Copy each line of the entries that contains the word "icon".
[Opening Material provided section]
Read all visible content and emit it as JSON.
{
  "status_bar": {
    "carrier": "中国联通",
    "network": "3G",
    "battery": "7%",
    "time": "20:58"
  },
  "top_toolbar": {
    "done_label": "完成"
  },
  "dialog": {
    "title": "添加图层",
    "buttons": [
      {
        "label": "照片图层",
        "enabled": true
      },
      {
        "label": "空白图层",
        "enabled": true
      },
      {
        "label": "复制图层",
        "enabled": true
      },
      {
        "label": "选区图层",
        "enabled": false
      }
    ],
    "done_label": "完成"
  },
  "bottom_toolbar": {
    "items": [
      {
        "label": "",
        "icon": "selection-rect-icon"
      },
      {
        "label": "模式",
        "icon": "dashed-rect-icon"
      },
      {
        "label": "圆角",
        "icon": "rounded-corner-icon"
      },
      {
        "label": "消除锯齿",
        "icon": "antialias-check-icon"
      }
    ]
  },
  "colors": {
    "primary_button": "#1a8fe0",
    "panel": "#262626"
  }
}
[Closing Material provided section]
Result -
        "icon": "selection-rect-icon"
        "icon": "dashed-rect-icon"
        "icon": "rounded-corner-icon"
        "icon": "antialias-check-icon"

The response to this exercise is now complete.